Tropical Depression forms in eastern Atlantic

A tropical depression has formed southeast of the Cabo Verde islands, well offshore of the west coast of Africa.
Tropical Depression Fifteen has top sustained winds of 35 mph (55 kph), forming Monday about 320 miles (515 kilometers) southeast of the Cabo Verde Islands. 
The storm is moving to the northwest at 8 mph (13 kph). The U.S. National Hurricane Center in Miami says the storm is expected to spread heavy rains over the islands. 

"Tropical Depression 15 is expected to become a tropical storm within the next 24 hours as it moves towards the United States," said FOX 35 Chief Meteorologist Glenn Richards. "Long-term forecast models show it will weaken and will dissipate within six days and will not be a threat."

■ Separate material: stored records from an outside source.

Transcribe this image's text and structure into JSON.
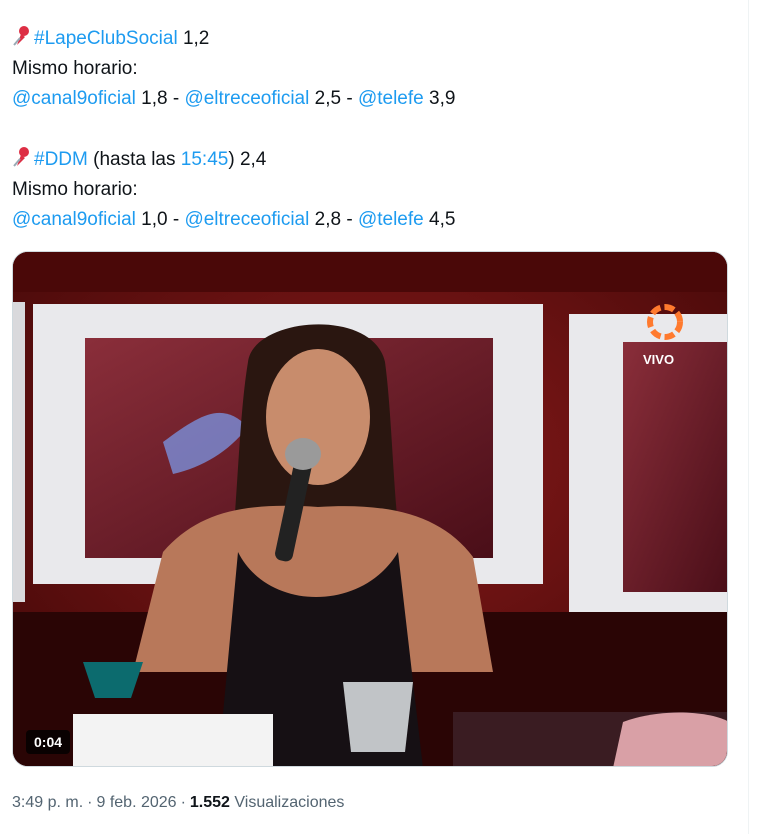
{
  "tweet": {
    "block1": {
      "hashtag": "#LapeClubSocial",
      "rating": "1,2",
      "same_time_label": "Mismo horario:",
      "channels": [
        {
          "handle": "@canal9oficial",
          "value": "1,8",
          "sep": " - "
        },
        {
          "handle": "@eltreceoficial",
          "value": "2,5",
          "sep": " - "
        },
        {
          "handle": "@telefe",
          "value": "3,9"
        }
      ]
    },
    "block2": {
      "hashtag": "#DDM",
      "paren_open": "(hasta las ",
      "time": "15:45",
      "paren_close": ")",
      "rating": "2,4",
      "same_time_label": "Mismo horario:",
      "channels": [
        {
          "handle": "@canal9oficial",
          "value": "1,0",
          "sep": " - "
        },
        {
          "handle": "@eltreceoficial",
          "value": "2,8",
          "sep": " - "
        },
        {
          "handle": "@telefe",
          "value": "4,5"
        }
      ]
    }
  },
  "media": {
    "duration": "0:04",
    "overlay_text": "VIVO",
    "icon": "pushpin-icon"
  },
  "meta": {
    "time": "3:49 p. m.",
    "dot": "·",
    "date": "9 feb. 2026",
    "views_count": "1.552",
    "views_label": "Visualizaciones"
  },
  "colors": {
    "link": "#1d9bf0",
    "text": "#0f1419",
    "secondary": "#536471"
  }
}
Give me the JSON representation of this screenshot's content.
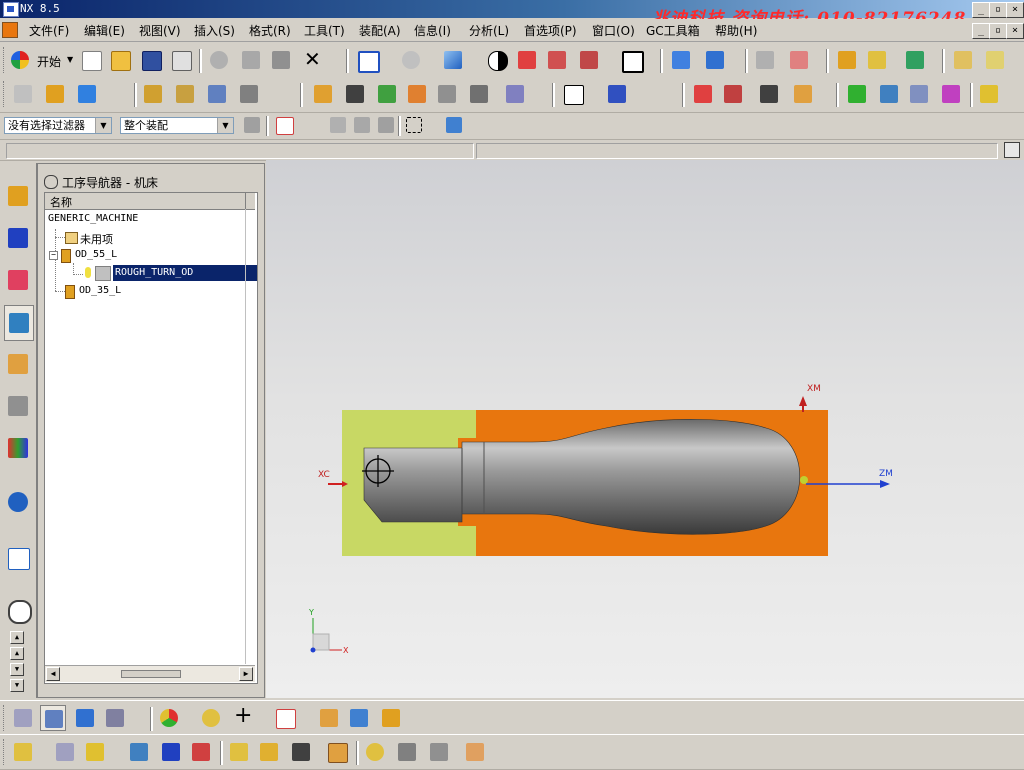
{
  "window": {
    "title": "NX 8.5",
    "minimize_glyph": "_",
    "restore_glyph": "▫",
    "close_glyph": "×",
    "doc_minimize_glyph": "_",
    "doc_restore_glyph": "▫",
    "doc_close_glyph": "×"
  },
  "watermark": "兆迪科技 咨询电话: 010-82176248",
  "menu": [
    "文件(F)",
    "编辑(E)",
    "视图(V)",
    "插入(S)",
    "格式(R)",
    "工具(T)",
    "装配(A)",
    "信息(I)",
    "分析(L)",
    "首选项(P)",
    "窗口(O)",
    "GC工具箱",
    "帮助(H)"
  ],
  "toolbar1": {
    "start_label": "开始"
  },
  "selection_bar": {
    "filter_value": "没有选择过滤器",
    "scope_value": "整个装配"
  },
  "navigator": {
    "title": "工序导航器 - 机床",
    "column_header": "名称",
    "items": [
      {
        "label": "GENERIC_MACHINE"
      },
      {
        "label": "未用项"
      },
      {
        "label": "OD_55_L"
      },
      {
        "label": "ROUGH_TURN_OD",
        "selected": true
      },
      {
        "label": "OD_35_L"
      }
    ]
  },
  "csys": {
    "xm": "XM",
    "xc": "XC",
    "zm": "ZM",
    "triad_y": "Y",
    "triad_x": "X"
  },
  "colors": {
    "accent_blue": "#0a246a",
    "watermark_red": "#ff2a2a",
    "blank_orange": "#e8760e",
    "chuck_green": "#c8d864",
    "part_gray": "#8a8a8a",
    "selection_blue": "#0a246a"
  }
}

Meanwhile, the National Hurricane Center in Miami says Melissa is no longer a tropical storm and poses no threat to land.   The post-tropical cyclone is weakening as it moves deeper into the Atlantic Ocean, and the dangerous swells it caused are gradually subsiding.
Forecasters said that as of midday on Monday, Melissa was about 405 miles (650 kilometers) south-southeast of Cape Race, Newfoundland, with maximum sustained winds down to 40 mph (65 kph).
No coastal watches or warnings were in effect.